Does yeast have homologous recombination?

Does yeast have homologous recombination?

DNA molecules that integrate into yeast chromosomes during yeast transformation do so by homologous recombination. We show that DNA ends are highly recombinogenic and interact directly with homologous sequences.

What is homologous recombination yeast?

In the budding yeast Saccharomyces cerevisiae, homologous recombination (HR) is catalyzed by proteins encoded by the RAD52 epistasis group of genes including RAD50-59, XRS2, MRE11, and RFA1-3 (1). These assemblies of high local concentration of HR and other DNA damage response proteins appear as cytological foci (Fig.

Why is yeast used for cloning?

Strategies for cloning bacterial genomes in yeast. Large DNA molecules have been stably cloned in yeast by the addition of a yeast centromere (CEN), which allows the molecules to be segregated along with the yeast chromosomes. Since bacterial genomes are generally circular, it is easier to clone them in this form.

What are the steps of homologous recombination?

Homologous recombination can be divided into three key steps: strand exchange, branch migration and resolution. The identification of a protein complex that catalyses branch migration and Holliday junction resolution argues that the mechanism of homologous recombination is conserved from bacteria to man.

Why do we use yeast in experiments?

The most common use of yeast, aside from baking bread and brewing beer, is to test how a particular drug or chemical or enzyme affects unicellular organisms. That means scientists can grow cultures and complete experiments many times faster with yeast than with human material.

How yeast cloning vectors are successfully utilized for cloning?
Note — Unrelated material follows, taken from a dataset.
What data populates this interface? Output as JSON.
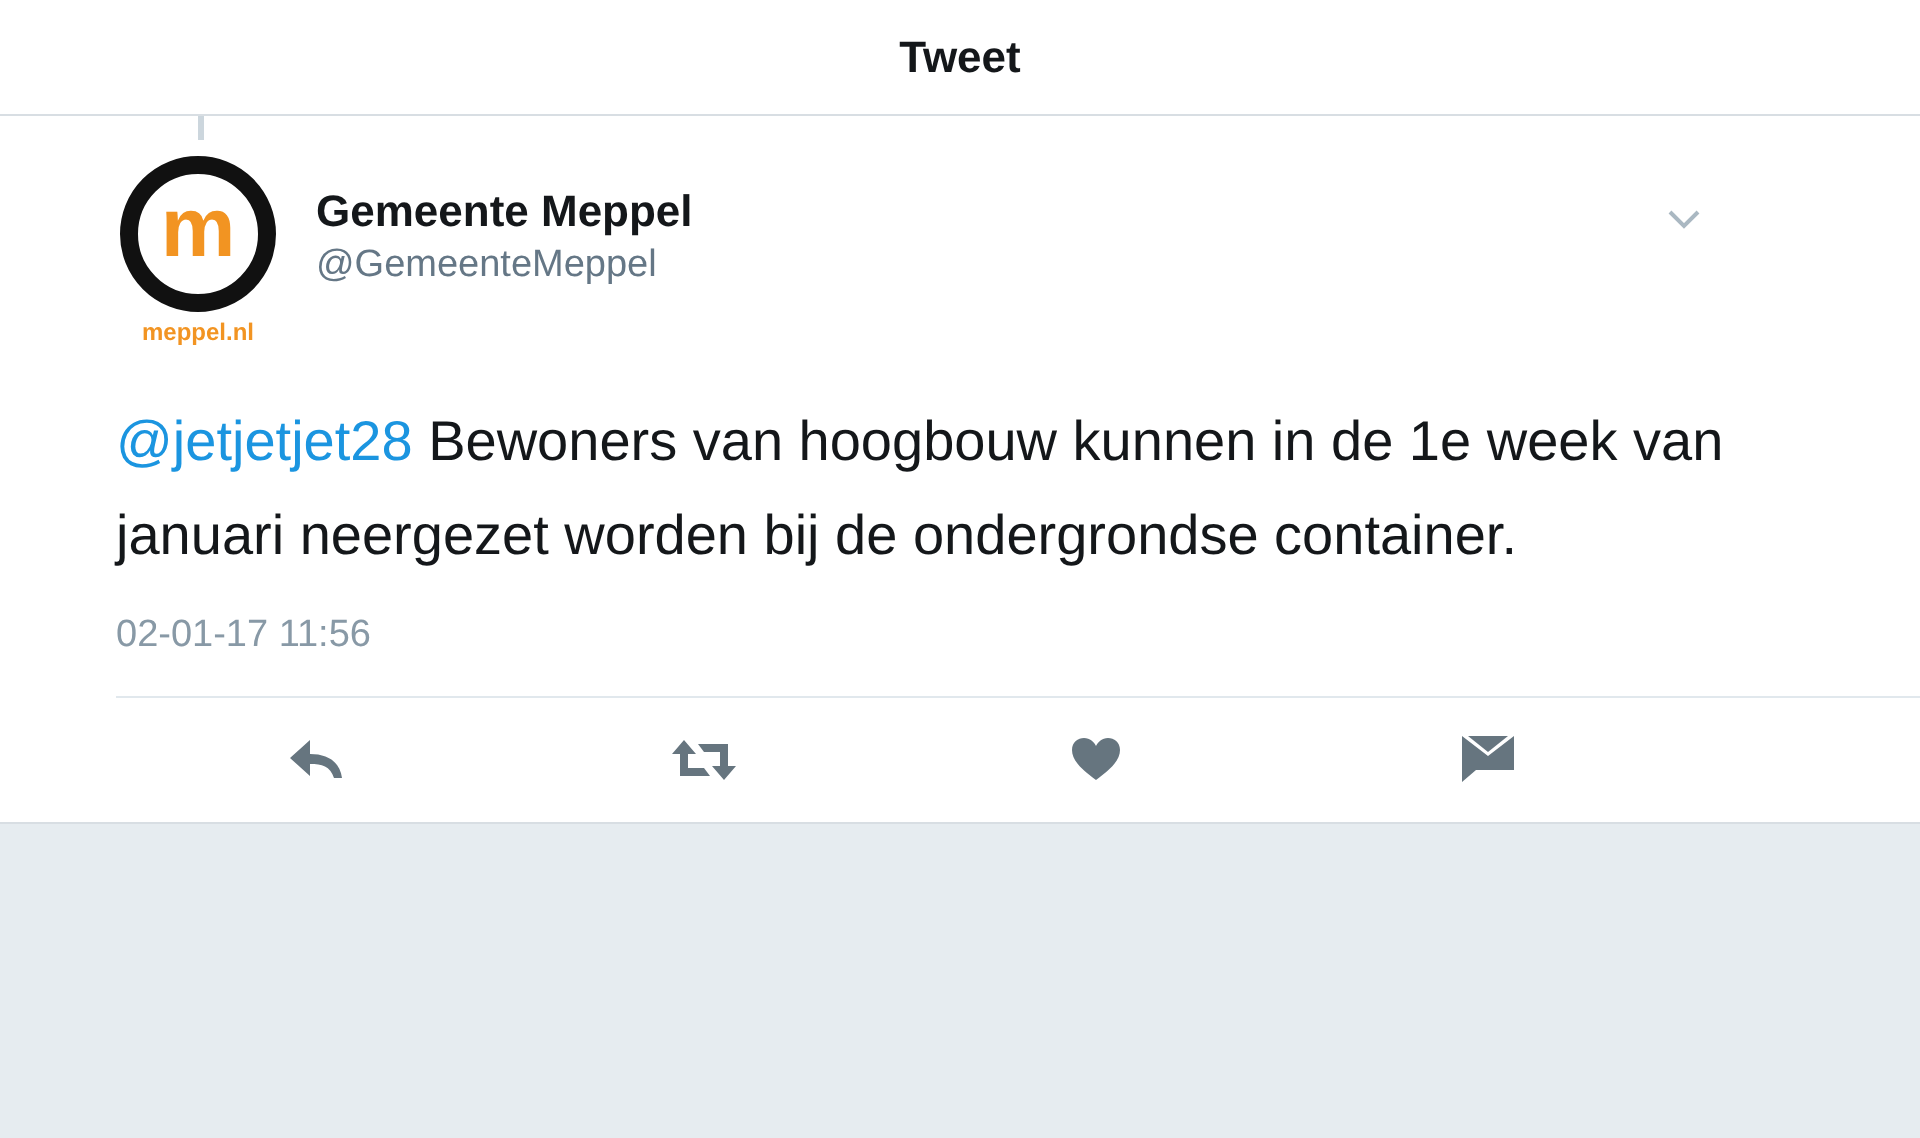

Yeast artificial chromosome They are useful in cloning larger DNA fragments as required in mapping genomes such as in human genome project. These vectors also contain suitable restriction sites to clone foreign DNA as well as genes to be used as selectable markers.

What is the relationship between yeast and humans?

Yeast possesses 23% homologous genes to humans; therefore, it is considered as a useful model for gene function studies (2). Although yeast and human diverged from a common ancestor ~1 billion years ago, lines of evidence demonstrate the strong conservation of gene function between yeast and humans (3).